- _Activity_: The answer must be an exact copy of all the data below.

■ ■ ■

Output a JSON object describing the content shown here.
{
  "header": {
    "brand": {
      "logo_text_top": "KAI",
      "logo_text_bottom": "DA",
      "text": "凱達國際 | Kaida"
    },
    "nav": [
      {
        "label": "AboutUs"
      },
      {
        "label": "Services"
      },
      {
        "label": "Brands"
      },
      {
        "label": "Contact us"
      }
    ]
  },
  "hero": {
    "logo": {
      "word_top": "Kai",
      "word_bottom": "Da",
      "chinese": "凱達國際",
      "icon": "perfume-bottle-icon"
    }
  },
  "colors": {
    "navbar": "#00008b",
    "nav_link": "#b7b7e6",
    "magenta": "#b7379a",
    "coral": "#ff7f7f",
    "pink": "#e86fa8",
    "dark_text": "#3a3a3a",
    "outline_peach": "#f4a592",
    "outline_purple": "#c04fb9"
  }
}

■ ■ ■

- _Answer section_:
Output a JSON object describing the content shown here.
{
  "header": {
    "brand": {
      "logo_text_top": "KAI",
      "logo_text_bottom": "DA",
      "text": "凱達國際 | Kaida"
    },
    "nav": [
      {
        "label": "AboutUs"
      },
      {
        "label": "Services"
      },
      {
        "label": "Brands"
      },
      {
        "label": "Contact us"
      }
    ]
  },
  "hero": {
    "logo": {
      "word_top": "Kai",
      "word_bottom": "Da",
      "chinese": "凱達國際",
      "icon": "perfume-bottle-icon"
    }
  },
  "colors": {
    "navbar": "#00008b",
    "nav_link": "#b7b7e6",
    "magenta": "#b7379a",
    "coral": "#ff7f7f",
    "pink": "#e86fa8",
    "dark_text": "#3a3a3a",
    "outline_peach": "#f4a592",
    "outline_purple": "#c04fb9"
  }
}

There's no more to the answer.